• **Task material**:
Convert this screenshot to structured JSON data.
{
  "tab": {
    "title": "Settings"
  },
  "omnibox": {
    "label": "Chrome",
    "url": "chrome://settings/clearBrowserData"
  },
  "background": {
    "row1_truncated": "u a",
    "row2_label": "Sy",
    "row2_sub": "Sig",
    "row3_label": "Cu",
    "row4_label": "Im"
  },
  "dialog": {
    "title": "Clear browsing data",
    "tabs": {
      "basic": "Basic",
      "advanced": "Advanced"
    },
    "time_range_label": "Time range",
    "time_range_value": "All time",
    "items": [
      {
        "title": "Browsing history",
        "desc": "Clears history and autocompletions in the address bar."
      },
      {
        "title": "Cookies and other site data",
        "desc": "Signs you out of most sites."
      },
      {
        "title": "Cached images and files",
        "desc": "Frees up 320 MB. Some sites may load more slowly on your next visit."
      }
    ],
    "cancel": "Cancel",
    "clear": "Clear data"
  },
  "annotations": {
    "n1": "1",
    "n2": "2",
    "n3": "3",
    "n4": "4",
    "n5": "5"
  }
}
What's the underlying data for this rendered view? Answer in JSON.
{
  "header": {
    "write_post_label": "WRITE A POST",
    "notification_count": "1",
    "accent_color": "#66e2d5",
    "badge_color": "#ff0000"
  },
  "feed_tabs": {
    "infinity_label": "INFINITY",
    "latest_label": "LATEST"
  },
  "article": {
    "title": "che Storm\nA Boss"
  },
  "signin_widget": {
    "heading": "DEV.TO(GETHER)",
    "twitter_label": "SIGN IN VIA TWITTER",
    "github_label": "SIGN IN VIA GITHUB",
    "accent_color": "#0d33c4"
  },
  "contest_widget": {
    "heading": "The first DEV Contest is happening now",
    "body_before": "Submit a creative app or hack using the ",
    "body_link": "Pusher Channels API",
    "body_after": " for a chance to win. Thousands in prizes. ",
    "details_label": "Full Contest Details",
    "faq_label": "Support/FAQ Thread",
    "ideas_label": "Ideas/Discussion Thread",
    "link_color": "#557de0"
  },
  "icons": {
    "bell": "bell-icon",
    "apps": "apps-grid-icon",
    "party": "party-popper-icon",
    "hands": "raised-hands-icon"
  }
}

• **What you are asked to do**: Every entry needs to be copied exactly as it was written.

• **Task response**:
Convert this screenshot to structured JSON data.
{
  "tab": {
    "title": "Settings"
  },
  "omnibox": {
    "label": "Chrome",
    "url": "chrome://settings/clearBrowserData"
  },
  "background": {
    "row1_truncated": "u a",
    "row2_label": "Sy",
    "row2_sub": "Sig",
    "row3_label": "Cu",
    "row4_label": "Im"
  },
  "dialog": {
    "title": "Clear browsing data",
    "tabs": {
      "basic": "Basic",
      "advanced": "Advanced"
    },
    "time_range_label": "Time range",
    "time_range_value": "All time",
    "items": [
      {
        "title": "Browsing history",
        "desc": "Clears history and autocompletions in the address bar."
      },
      {
        "title": "Cookies and other site data",
        "desc": "Signs you out of most sites."
      },
      {
        "title": "Cached images and files",
        "desc": "Frees up 320 MB. Some sites may load more slowly on your next visit."
      }
    ],
    "cancel": "Cancel",
    "clear": "Clear data"
  },
  "annotations": {
    "n1": "1",
    "n2": "2",
    "n3": "3",
    "n4": "4",
    "n5": "5"
  }
}
What's the underlying data for this rendered view? Answer in JSON.
{
  "header": {
    "write_post_label": "WRITE A POST",
    "notification_count": "1",
    "accent_color": "#66e2d5",
    "badge_color": "#ff0000"
  },
  "feed_tabs": {
    "infinity_label": "INFINITY",
    "latest_label": "LATEST"
  },
  "article": {
    "title": "che Storm\nA Boss"
  },
  "signin_widget": {
    "heading": "DEV.TO(GETHER)",
    "twitter_label": "SIGN IN VIA TWITTER",
    "github_label": "SIGN IN VIA GITHUB",
    "accent_color": "#0d33c4"
  },
  "contest_widget": {
    "heading": "The first DEV Contest is happening now",
    "body_before": "Submit a creative app or hack using the ",
    "body_link": "Pusher Channels API",
    "body_after": " for a chance to win. Thousands in prizes. ",
    "details_label": "Full Contest Details",
    "faq_label": "Support/FAQ Thread",
    "ideas_label": "Ideas/Discussion Thread",
    "link_color": "#557de0"
  },
  "icons": {
    "bell": "bell-icon",
    "apps": "apps-grid-icon",
    "party": "party-popper-icon",
    "hands": "raised-hands-icon"
  }
}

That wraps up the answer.